» Work task
Each line of the data that mentions the string "route" needs to be identified and copied.

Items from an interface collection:
--

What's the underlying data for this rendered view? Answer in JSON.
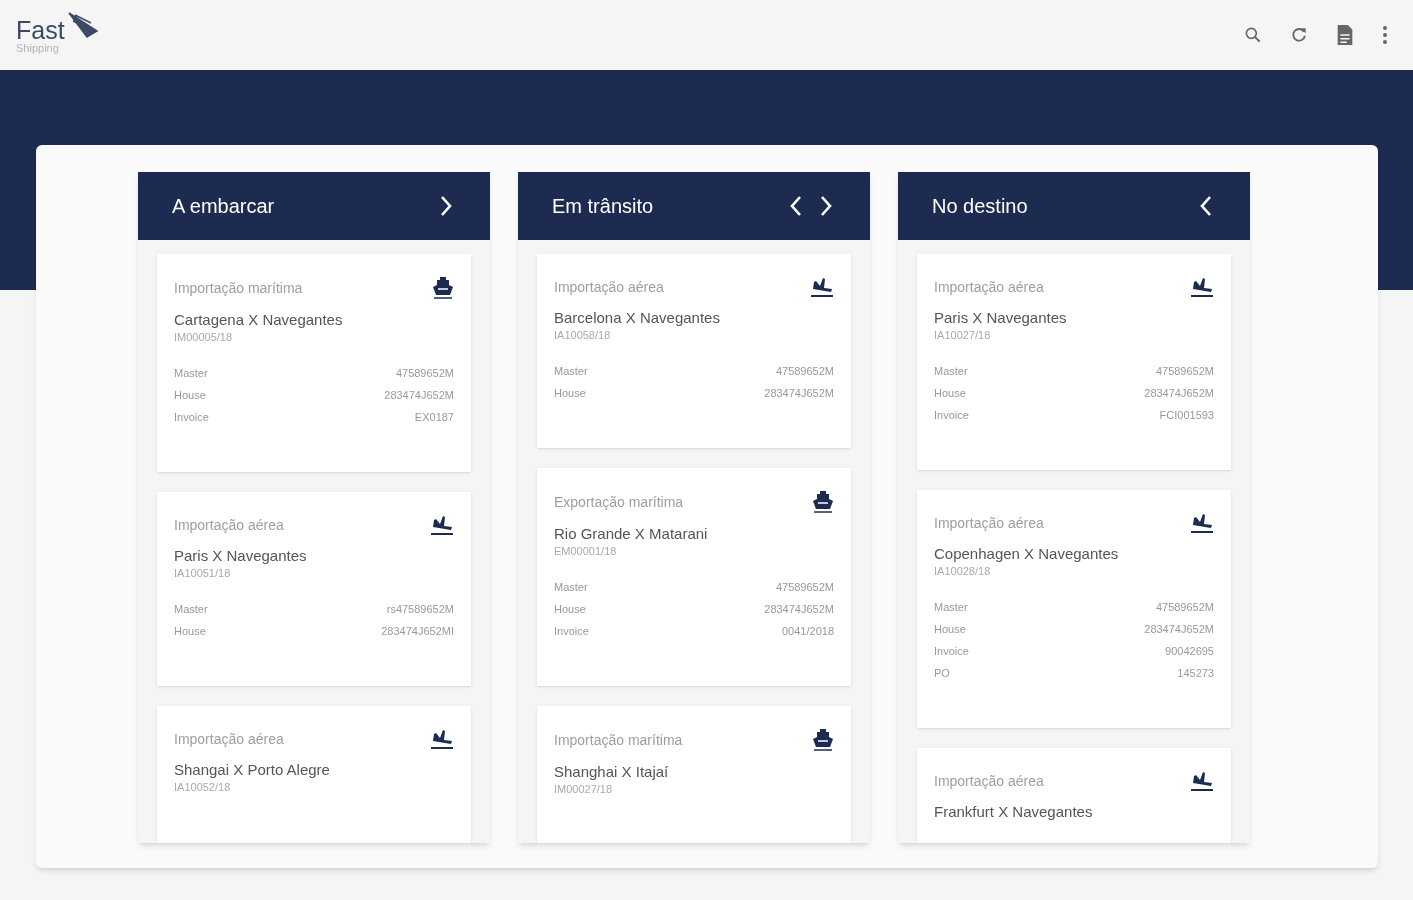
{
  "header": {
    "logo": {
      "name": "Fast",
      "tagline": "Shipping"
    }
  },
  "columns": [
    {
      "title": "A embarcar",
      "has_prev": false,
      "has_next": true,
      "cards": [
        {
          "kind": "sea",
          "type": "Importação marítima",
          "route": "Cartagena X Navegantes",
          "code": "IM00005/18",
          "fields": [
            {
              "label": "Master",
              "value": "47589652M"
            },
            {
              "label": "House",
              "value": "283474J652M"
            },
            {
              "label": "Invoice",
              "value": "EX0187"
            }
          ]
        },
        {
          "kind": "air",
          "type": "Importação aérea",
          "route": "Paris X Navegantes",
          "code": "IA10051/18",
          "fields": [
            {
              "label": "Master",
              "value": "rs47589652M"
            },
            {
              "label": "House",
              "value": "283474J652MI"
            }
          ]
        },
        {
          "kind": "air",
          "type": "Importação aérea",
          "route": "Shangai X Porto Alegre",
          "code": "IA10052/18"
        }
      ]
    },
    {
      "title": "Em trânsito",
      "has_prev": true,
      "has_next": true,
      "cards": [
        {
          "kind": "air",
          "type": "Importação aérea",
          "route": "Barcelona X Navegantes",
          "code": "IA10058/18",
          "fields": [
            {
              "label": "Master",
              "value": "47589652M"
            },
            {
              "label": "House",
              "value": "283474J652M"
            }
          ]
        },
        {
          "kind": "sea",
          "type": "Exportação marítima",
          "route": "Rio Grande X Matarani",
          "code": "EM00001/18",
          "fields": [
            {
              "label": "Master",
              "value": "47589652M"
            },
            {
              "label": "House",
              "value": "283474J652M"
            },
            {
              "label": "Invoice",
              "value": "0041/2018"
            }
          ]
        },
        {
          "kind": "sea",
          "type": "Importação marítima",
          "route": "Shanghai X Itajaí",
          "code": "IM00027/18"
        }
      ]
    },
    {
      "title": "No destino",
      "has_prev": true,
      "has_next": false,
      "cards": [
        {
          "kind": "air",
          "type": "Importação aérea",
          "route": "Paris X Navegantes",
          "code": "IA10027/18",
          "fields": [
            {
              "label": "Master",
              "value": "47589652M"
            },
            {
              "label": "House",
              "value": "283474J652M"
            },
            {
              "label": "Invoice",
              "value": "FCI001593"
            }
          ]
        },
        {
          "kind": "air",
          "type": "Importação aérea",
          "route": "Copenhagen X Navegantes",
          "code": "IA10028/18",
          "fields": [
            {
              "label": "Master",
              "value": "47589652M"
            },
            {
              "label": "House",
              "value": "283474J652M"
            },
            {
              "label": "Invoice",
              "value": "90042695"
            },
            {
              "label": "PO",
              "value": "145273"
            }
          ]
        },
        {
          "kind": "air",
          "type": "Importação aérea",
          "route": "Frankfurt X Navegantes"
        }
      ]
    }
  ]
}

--

» Output for this task
          "route": "Cartagena X Navegantes",
          "route": "Paris X Navegantes",
          "route": "Shangai X Porto Alegre",
          "route": "Barcelona X Navegantes",
          "route": "Rio Grande X Matarani",
          "route": "Shanghai X Itajaí",
          "route": "Paris X Navegantes",
          "route": "Copenhagen X Navegantes",
          "route": "Frankfurt X Navegantes"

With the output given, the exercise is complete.